"The hospital is full. There are no beds currently. It's midnight and I fear that if you were to wait for a bed, you would be here all night in a chair until the day staff come on shift. I can give you the antibiotics needed, but to be frank you will be better off in your own bed at home than waiting here. Should you worsen anymore then please come back, but some antibiotics may make a difference in next 48 hours."

As often happens, our son was returning from a school trip to London and my husband had to leave me to pick him up from school and return him home. A 45 minute dash until he could return to me at the hospital. He had asked the doctor for someone to keep an eye on me until he returned.

I waited for a nurse to return with the antibiotics and she said they needed the room so could I wait in the foyer. I replied I could not get up and walk as I was very weak. She said she did not have the time to wheel me into the foyer, so I would have to walk as best I could. I don't even remember walking to the hospital foyer. Just blurred visions of people passing by. I managed to get there and waited for my husband to return. A couple of teenagers asked me if I was alright as I was slumped in the chair. My husband returned and he later said he was so shocked and angry that I was dumped in a chair by the front door, that words failed him.

I returned home and battled through the next few days.
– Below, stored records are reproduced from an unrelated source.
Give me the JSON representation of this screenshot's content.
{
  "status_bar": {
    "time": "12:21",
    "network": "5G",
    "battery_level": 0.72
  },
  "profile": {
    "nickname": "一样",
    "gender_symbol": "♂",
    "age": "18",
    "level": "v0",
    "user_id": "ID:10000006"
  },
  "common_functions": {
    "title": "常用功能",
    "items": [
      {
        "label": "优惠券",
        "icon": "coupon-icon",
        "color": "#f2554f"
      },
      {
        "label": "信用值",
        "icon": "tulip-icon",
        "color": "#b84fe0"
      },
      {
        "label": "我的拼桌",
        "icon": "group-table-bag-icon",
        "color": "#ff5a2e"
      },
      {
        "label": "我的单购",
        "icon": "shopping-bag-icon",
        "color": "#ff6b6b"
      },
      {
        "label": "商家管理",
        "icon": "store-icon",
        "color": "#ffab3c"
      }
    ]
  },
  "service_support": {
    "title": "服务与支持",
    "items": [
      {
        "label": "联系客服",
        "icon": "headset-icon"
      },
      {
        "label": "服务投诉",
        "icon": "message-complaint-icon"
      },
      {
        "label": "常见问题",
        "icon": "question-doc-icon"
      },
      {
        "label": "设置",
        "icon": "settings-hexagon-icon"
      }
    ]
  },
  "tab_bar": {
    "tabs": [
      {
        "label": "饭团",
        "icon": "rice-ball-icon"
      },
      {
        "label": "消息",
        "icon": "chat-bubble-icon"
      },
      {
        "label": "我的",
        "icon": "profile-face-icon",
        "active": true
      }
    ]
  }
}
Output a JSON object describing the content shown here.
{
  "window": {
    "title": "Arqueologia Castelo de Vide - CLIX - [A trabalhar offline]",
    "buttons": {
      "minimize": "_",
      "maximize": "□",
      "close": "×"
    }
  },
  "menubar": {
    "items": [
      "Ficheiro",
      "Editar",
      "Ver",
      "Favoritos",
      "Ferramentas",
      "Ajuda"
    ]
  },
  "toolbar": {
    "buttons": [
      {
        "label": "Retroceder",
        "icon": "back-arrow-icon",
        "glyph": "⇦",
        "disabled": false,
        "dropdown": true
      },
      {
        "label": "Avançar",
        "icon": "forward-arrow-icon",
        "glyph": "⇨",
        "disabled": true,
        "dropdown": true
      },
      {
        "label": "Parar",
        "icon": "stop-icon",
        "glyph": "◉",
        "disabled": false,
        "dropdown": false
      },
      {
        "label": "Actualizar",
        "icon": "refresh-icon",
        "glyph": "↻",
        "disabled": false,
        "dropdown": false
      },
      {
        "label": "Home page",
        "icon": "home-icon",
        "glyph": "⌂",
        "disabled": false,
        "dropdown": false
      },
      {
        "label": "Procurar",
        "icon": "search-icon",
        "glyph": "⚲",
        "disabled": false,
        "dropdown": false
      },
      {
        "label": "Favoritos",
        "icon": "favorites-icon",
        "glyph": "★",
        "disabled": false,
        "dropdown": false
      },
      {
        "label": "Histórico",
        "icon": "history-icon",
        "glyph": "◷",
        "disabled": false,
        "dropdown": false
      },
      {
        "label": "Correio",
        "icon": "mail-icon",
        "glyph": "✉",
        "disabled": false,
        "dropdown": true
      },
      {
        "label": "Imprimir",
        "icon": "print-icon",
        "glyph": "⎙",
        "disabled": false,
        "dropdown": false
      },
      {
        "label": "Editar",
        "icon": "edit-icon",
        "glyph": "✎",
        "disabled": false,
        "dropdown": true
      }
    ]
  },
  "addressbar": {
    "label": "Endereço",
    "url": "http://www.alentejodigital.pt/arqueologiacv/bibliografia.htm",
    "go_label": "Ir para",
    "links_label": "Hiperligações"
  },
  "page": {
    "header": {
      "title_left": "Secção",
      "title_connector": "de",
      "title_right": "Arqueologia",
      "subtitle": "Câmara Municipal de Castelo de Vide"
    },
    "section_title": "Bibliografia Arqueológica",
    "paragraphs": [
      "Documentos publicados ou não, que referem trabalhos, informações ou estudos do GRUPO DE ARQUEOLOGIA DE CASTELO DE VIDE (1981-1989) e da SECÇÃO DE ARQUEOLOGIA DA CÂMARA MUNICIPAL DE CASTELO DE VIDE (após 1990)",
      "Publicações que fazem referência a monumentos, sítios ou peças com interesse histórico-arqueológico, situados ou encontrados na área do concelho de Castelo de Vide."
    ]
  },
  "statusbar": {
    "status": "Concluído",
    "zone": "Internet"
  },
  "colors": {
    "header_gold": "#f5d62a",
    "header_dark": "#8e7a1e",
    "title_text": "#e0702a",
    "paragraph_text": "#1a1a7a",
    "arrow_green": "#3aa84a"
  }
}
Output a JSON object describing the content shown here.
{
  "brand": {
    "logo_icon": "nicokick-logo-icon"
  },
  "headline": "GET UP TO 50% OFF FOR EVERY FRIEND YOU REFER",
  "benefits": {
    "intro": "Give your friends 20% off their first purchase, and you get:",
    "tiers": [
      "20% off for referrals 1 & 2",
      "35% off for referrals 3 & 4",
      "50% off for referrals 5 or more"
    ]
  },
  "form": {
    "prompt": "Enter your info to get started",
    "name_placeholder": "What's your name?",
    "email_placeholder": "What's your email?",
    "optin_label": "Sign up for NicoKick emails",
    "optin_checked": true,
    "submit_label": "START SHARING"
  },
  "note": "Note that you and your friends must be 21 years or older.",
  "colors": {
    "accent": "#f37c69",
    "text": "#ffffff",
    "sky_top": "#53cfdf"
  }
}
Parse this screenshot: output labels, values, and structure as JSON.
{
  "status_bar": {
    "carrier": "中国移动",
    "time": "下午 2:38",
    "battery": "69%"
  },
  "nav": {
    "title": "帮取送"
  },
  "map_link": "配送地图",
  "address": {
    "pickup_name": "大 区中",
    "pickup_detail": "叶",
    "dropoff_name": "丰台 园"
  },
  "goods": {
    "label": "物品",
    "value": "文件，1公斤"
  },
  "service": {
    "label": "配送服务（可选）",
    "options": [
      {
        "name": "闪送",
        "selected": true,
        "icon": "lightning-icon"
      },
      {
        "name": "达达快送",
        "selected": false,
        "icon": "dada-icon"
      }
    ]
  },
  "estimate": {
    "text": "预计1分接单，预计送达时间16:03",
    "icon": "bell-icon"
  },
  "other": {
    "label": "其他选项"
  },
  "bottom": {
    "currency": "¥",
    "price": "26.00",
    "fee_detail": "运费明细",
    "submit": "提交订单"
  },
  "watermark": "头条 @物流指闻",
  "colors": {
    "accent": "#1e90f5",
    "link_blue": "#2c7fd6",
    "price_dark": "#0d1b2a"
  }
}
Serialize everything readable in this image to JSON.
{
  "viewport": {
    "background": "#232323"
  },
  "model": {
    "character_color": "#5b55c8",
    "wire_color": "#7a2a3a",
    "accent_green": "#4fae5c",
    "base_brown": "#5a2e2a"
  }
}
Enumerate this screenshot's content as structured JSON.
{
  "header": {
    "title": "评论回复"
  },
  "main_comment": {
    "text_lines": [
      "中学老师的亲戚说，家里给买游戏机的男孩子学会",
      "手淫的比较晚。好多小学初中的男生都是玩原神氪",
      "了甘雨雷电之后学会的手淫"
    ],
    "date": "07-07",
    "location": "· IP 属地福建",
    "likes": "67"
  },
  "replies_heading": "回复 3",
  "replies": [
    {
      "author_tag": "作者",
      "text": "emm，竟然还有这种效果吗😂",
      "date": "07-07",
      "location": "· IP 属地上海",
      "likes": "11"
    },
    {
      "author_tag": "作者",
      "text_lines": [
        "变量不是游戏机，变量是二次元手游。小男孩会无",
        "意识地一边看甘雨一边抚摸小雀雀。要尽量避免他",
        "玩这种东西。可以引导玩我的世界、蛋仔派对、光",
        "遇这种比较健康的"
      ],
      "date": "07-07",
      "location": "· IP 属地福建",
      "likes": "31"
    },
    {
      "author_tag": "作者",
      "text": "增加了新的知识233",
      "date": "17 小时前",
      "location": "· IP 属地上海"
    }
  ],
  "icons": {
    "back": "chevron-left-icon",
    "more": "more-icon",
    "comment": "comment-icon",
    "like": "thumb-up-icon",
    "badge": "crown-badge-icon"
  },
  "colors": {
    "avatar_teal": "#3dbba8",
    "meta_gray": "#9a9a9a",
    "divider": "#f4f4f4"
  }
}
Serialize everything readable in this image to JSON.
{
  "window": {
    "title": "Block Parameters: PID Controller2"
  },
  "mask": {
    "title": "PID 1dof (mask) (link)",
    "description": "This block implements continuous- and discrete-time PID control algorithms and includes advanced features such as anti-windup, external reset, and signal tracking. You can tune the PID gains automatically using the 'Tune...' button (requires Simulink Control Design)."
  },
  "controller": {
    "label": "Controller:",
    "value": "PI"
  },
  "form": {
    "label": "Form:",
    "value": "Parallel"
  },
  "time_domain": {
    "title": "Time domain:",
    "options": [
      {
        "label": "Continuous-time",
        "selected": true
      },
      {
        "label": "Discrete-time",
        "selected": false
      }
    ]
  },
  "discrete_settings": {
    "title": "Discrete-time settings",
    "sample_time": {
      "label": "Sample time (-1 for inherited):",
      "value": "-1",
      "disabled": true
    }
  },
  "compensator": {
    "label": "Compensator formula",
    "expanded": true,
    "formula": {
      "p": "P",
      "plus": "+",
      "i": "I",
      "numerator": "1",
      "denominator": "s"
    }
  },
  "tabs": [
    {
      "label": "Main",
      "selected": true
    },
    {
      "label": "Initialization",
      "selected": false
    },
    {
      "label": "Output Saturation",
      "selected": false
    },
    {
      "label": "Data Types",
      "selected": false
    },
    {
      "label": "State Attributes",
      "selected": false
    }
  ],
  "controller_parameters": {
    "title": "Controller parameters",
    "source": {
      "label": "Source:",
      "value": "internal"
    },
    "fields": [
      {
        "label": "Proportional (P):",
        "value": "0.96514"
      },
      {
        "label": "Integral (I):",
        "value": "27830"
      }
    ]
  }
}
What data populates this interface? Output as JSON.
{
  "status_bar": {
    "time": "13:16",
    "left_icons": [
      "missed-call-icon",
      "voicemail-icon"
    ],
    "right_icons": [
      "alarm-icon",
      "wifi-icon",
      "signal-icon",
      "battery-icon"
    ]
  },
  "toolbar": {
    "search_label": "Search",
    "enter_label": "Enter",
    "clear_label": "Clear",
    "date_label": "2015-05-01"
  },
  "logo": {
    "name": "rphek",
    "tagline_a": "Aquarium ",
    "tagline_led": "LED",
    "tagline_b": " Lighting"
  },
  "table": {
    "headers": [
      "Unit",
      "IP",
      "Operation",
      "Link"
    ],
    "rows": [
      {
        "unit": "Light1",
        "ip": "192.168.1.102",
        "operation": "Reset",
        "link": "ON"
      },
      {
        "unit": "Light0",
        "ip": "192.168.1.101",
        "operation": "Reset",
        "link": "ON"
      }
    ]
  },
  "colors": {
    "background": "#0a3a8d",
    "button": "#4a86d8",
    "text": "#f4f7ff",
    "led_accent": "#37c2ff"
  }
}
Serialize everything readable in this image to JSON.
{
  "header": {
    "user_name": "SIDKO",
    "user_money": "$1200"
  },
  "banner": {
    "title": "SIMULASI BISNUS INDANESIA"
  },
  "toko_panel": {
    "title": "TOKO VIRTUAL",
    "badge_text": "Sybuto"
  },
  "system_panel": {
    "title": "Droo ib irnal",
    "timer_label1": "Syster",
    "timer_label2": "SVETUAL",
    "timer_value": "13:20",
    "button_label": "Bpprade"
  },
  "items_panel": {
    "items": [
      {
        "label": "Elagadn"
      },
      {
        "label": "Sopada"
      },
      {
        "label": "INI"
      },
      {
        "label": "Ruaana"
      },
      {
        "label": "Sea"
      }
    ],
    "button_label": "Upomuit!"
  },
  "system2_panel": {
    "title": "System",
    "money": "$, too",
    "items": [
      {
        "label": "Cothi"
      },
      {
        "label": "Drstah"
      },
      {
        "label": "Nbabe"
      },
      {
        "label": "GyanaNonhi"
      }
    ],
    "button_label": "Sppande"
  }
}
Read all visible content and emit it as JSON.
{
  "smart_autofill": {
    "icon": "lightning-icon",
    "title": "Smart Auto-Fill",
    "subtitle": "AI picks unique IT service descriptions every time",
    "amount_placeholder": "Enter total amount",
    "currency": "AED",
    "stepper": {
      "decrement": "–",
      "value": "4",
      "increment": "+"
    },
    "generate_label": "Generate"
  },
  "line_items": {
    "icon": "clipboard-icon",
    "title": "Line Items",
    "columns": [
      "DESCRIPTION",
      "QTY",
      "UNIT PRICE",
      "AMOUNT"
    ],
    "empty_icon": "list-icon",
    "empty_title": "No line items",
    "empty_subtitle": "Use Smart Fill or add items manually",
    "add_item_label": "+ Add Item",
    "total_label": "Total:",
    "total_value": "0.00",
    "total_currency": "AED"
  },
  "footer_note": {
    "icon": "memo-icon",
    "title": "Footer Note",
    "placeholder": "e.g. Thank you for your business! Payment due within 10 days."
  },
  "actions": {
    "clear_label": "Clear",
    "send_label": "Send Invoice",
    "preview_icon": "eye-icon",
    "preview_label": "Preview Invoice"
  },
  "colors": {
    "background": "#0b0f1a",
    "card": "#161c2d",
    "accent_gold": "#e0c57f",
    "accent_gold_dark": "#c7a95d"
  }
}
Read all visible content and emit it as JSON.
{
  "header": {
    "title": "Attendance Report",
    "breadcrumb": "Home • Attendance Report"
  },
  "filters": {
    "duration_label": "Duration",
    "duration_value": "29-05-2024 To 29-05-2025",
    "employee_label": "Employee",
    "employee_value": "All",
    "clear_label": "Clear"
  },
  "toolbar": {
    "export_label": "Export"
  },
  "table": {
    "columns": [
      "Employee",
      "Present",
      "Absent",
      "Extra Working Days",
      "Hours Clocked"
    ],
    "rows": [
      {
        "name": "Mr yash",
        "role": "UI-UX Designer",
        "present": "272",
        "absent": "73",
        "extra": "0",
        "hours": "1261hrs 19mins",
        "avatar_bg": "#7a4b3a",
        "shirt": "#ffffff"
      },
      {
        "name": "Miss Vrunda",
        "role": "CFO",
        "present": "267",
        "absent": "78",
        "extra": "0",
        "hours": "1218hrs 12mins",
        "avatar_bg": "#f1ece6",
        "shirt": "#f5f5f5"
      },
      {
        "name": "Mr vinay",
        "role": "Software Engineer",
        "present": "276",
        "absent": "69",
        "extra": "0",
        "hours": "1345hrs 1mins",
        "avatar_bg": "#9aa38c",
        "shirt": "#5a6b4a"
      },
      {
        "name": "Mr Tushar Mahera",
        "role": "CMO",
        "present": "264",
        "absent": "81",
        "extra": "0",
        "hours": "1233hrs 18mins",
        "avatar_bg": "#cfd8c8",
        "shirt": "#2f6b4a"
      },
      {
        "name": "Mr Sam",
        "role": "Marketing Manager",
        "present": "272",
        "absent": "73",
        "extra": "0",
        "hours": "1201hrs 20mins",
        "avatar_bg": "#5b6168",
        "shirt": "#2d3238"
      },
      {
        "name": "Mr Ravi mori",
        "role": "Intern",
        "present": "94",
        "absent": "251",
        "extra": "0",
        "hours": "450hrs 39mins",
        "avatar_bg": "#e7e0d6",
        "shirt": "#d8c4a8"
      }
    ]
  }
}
I saw a practice GP and my husband related the hospital experience and the GP agreed it was totally unacceptable. "You should still be in hospital now" . The GP also said to hear the hospital was full mid week was a worry. I have now battled through the last fortnight. I returned and saw my GP yesterday who said he had heard people were being sent to Shrewsbury hospital some 50ish miles away. He said the situation for patients" was intolerable and was falling far below acceptable standards of care." I am now having further blood tests next week as I am still experiencing poor energy levels and feel very weak.

Staff in hospitals CARE Mr Cameron and Mr Hunt. There are not enough of them to cope. Wards have been shut. There are not enough beds to cope. Staff are doing their best in impossible circumstances with poor resources, yet Mr Hunt demoralises them on a daily basis, akin to IDS with his constant barracking of job seekers. I live in rural North Wales. It is hard enough with hospitals already few and far between, without thinking in future we have to travel to England for most healthcare. An elderly neighbour has been told her spinal op will be done in Staffordshire over 100 miles away. How are relatives supposed to visit their sick mother? It is in another country, miles away from her support network!

You are creating an NHS that frightened, ill people cannot recognise or understand. We all know you want to privatise the entire thing.We know that you want to create a ghetto system of care for those who cannot afford private health insurance, but hey it does not affect your sort Dave so us working classes can suffer!

I needed the NHS a fortnight ago desparately, but I was met by Cameron's version of the NHS, a 1984 Orwellian nightmare. If Labour and Andy Burnham gain power in 2015 will there be an NHS left to save?